“We’re From America” — Chrysler’s Superbowl Ad

Residents of this beautiful and beleaguered state weren’t the only Americans electrified last night by Chrysler’s Superbowl ad starring Eminem and Detroit.

My father-in-law and I watched the commercial at his home in Brethren, where he raises beef and pork on a 40-acre farm. He’s Manistee County born and raised. He also can fix anything that needs fixing and spent a good bit of his work life as a prison guard. I’m a New York-born and raised writer who emigrated to this part of Michigan more than 20 years ago. We both were stirred by the Chrysler ad’s frankness, as well as its hopeful swagger and the wonderful lacework of iconic Detroit locations, rap, and gospel. Chrysler is selling 200s and more.

While hearts and intellects were fired by the opening and closing lines — “What does this city know about luxury? Huh?” and Eminem’s closing “This is what we do!” — they weren’t the most important. That honor goes to the line three quarters of the way through. “We’re from America.”

In every way imaginable, Detroiters and Michiganders understand that we are America. This state invented the 20th century, manufactured its drive through economy, sold a way of life of cul-de-sacs and convenience, highways and prosperity that persisted for half a century. The high wages that Michigan’s auto workers earned in hundreds of unionized factories also made the state number one in second home ownership, boat ownership, and near the top in median incomes, new business starts, and other measures of economic stability. Detroit at its peak was so vibrant that it produced Motown Records, which recorded the soundtrack of America for a generation.

“We’re from America” now means something much different.
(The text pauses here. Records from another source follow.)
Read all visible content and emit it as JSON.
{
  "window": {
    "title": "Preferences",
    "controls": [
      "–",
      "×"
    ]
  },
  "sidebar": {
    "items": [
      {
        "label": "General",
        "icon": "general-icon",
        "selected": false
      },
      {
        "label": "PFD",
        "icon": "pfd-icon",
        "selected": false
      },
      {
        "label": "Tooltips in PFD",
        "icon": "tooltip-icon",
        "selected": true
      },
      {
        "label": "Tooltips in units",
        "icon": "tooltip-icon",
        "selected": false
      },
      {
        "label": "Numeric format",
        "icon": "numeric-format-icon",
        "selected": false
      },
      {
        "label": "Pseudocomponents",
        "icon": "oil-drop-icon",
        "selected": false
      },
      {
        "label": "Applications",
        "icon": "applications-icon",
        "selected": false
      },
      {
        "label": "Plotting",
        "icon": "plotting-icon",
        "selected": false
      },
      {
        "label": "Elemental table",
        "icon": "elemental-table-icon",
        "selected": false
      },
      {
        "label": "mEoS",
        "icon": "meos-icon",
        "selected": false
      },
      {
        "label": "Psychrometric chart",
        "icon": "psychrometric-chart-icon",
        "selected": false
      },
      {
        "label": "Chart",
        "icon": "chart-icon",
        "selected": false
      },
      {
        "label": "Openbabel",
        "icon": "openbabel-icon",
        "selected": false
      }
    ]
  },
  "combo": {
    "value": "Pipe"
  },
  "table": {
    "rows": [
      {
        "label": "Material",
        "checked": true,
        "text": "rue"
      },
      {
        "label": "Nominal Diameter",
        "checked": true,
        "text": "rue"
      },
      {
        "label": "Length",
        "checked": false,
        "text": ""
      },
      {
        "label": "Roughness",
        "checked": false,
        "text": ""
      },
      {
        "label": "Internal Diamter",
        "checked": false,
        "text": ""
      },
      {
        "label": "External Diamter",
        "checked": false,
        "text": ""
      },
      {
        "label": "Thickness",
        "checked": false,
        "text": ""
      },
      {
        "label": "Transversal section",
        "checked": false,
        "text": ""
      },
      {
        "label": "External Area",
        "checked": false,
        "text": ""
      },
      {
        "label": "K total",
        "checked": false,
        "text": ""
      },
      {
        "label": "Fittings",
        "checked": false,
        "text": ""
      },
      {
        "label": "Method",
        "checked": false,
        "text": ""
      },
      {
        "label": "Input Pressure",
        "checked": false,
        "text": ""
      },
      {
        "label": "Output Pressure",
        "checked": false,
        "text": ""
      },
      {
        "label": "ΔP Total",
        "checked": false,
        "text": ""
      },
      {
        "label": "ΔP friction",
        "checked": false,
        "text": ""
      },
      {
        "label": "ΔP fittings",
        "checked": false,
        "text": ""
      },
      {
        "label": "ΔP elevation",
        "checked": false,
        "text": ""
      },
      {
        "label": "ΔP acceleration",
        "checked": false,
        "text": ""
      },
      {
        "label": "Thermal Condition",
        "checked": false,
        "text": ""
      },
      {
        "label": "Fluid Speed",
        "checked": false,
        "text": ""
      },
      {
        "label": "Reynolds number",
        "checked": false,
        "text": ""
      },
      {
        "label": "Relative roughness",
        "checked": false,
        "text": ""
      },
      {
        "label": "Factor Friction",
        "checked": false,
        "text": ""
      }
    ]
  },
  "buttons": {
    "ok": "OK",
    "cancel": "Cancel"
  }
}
Just as Detroit and Michigan and the thriving auto industry defined American wealth and opportunity in the 20th century, the deteriorated city and state describe the diminished condition of the nation in the 21st. This state, the only one to lose population in the first decade of the century, and its largest city, which is less than half the size it was in the mid-1950s, is a vivid warning to America. Industrial obsolescence, ignorance of the weight and speed of history, an undying fealty to the foolishness of American exceptionalism, political polemics, allegiance to quarterly numbers, racism, and too many other damaging trends to name here, wrecked Detroit and injured Michigan. Much of the rest of the country is following the same path to economic and cultural decline.
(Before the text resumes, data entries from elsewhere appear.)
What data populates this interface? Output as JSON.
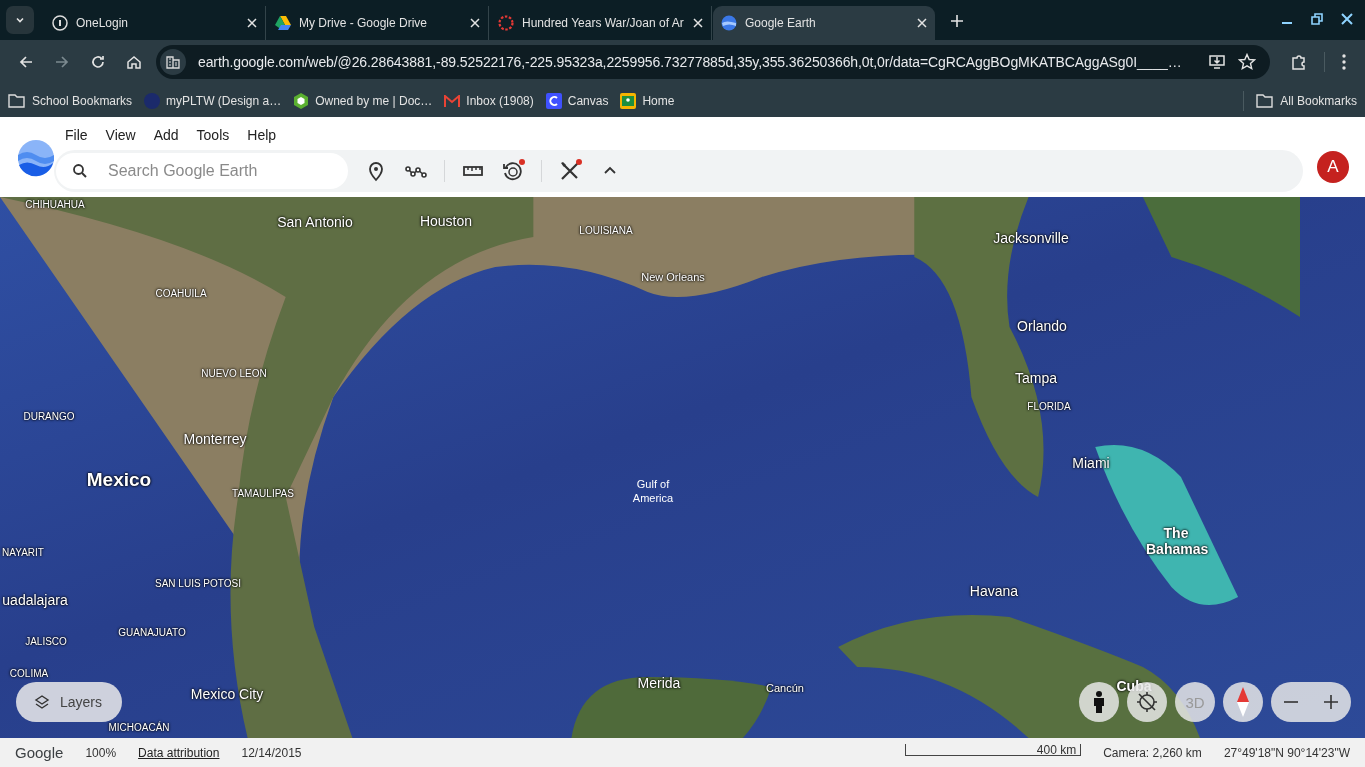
{
  "browser": {
    "tabs": [
      {
        "title": "OneLogin",
        "selected": false
      },
      {
        "title": "My Drive - Google Drive",
        "selected": false
      },
      {
        "title": "Hundred Years War/Joan of Ar",
        "selected": false
      },
      {
        "title": "Google Earth",
        "selected": true
      }
    ],
    "address": "earth.google.com/web/@26.28643881,-89.52522176,-225.95323a,2259956.73277885d,35y,355.36250366h,0t,0r/data=CgRCAggBOgMKATBCAggASg0I____…",
    "bookmarks": [
      {
        "title": "School Bookmarks"
      },
      {
        "title": "myPLTW (Design a…"
      },
      {
        "title": "Owned by me | Doc…"
      },
      {
        "title": "Inbox (1908)"
      },
      {
        "title": "Canvas"
      },
      {
        "title": "Home"
      }
    ],
    "all_bookmarks": "All Bookmarks"
  },
  "app": {
    "menu": [
      "File",
      "View",
      "Add",
      "Tools",
      "Help"
    ],
    "search": {
      "placeholder": "Search Google Earth"
    },
    "tools": [
      {
        "kind": "pin",
        "notification": false
      },
      {
        "kind": "path",
        "notification": false
      },
      {
        "kind": "ruler",
        "notification": false
      },
      {
        "kind": "history",
        "notification": true
      },
      {
        "kind": "tools",
        "notification": true
      },
      {
        "kind": "collapse",
        "notification": false
      }
    ],
    "avatar": "A"
  },
  "map": {
    "labels": [
      {
        "text": "CHIHUAHUA",
        "kind": "region"
      },
      {
        "text": "San Antonio",
        "kind": "city"
      },
      {
        "text": "Houston",
        "kind": "city"
      },
      {
        "text": "LOUISIANA",
        "kind": "region"
      },
      {
        "text": "Jacksonville",
        "kind": "city"
      },
      {
        "text": "COAHUILA",
        "kind": "region"
      },
      {
        "text": "New Orleans",
        "kind": "small"
      },
      {
        "text": "Orlando",
        "kind": "city"
      },
      {
        "text": "NUEVO LEON",
        "kind": "region"
      },
      {
        "text": "Tampa",
        "kind": "city"
      },
      {
        "text": "DURANGO",
        "kind": "region"
      },
      {
        "text": "FLORIDA",
        "kind": "region"
      },
      {
        "text": "Monterrey",
        "kind": "city"
      },
      {
        "text": "Miami",
        "kind": "city"
      },
      {
        "text": "Mexico",
        "kind": "country"
      },
      {
        "text": "TAMAULIPAS",
        "kind": "region"
      },
      {
        "text": "Gulf of America",
        "kind": "water"
      },
      {
        "text": "NAYARIT",
        "kind": "region"
      },
      {
        "text": "The Bahamas",
        "kind": "country2"
      },
      {
        "text": "SAN LUIS POTOSI",
        "kind": "region"
      },
      {
        "text": "uadalajara",
        "kind": "city"
      },
      {
        "text": "Havana",
        "kind": "city"
      },
      {
        "text": "JALISCO",
        "kind": "region"
      },
      {
        "text": "GUANAJUATO",
        "kind": "region"
      },
      {
        "text": "Merida",
        "kind": "city"
      },
      {
        "text": "Cancún",
        "kind": "small"
      },
      {
        "text": "Cuba",
        "kind": "country2"
      },
      {
        "text": "COLIMA",
        "kind": "region"
      },
      {
        "text": "Mexico City",
        "kind": "city"
      },
      {
        "text": "MICHOACÁN",
        "kind": "region"
      }
    ],
    "layers_button": "Layers",
    "controls": [
      {
        "kind": "pegman"
      },
      {
        "kind": "north"
      },
      {
        "kind": "threed",
        "label": "3D"
      },
      {
        "kind": "compass"
      },
      {
        "kind": "zoom"
      }
    ]
  },
  "status_bar": {
    "logo": "Google",
    "zoom": "100%",
    "attribution": "Data attribution",
    "date": "12/14/2015",
    "scale": "400 km",
    "camera": "Camera: 2,260 km",
    "coordinates": "27°49'18\"N 90°14'23\"W"
  }
}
Americans understand that instinctively. Most are perfectly capable of describing the central characteristics of our national emergency — jobless millions, diminishing wages for tens of millions more, the fecklessness of our poisoned politics.
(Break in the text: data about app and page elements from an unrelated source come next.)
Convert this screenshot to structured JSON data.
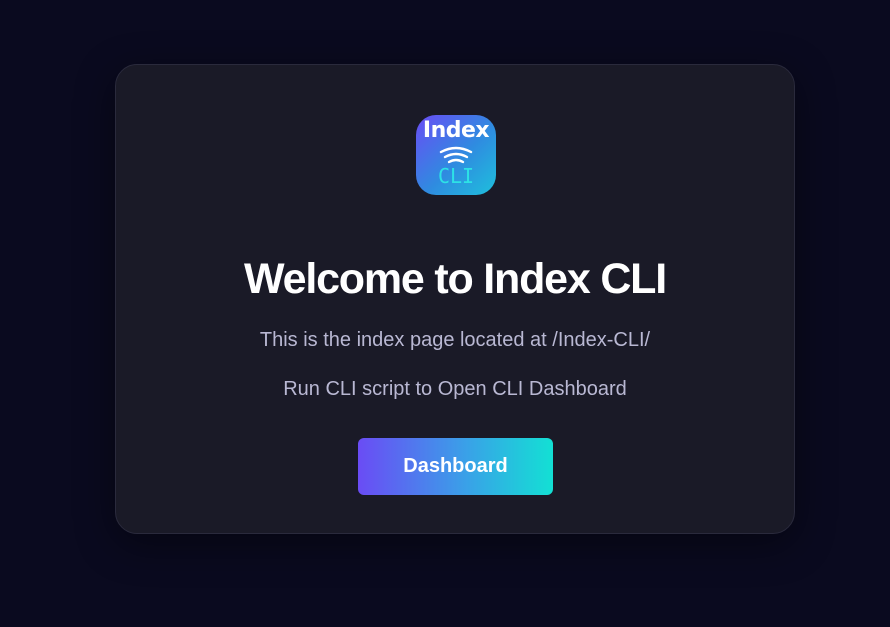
{
  "logo": {
    "top_text": "Index",
    "bottom_text": "CLI",
    "icon": "wifi-waves-icon"
  },
  "main": {
    "title": "Welcome to Index CLI",
    "description": "This is the index page located at /Index-CLI/",
    "instruction": "Run CLI script to Open CLI Dashboard",
    "button_label": "Dashboard"
  },
  "colors": {
    "background": "#0a0a1f",
    "card": "#1a1a27",
    "accent_start": "#6a4cf5",
    "accent_end": "#13e0d4",
    "muted_text": "#b9b8d3"
  }
}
But this is where the Chrysler ad is spot on. Americans are beginning to truly understand the depth of the crisis enveloping the country, and not just in economic terms. It’s going to take time, at least a decade and maybe a generation, to reboot how we approach the new market opportunities of the 21st century. It will test the American strength of character and our innate optimism. It’s going to take a good honest look at our depleted condition and then see beyond to a new era of opportunity.

Chrysler embraced Detroit’s hollowed buildings and saw poetry in decay, heard beauty in gospel voices, to sell luxury cars. What those of us who live here saw and heard, though, was a gripping video prayer for our state, our families, and ourselves. “We’re from America.” We have what it takes to get through this.

— Keith Schneider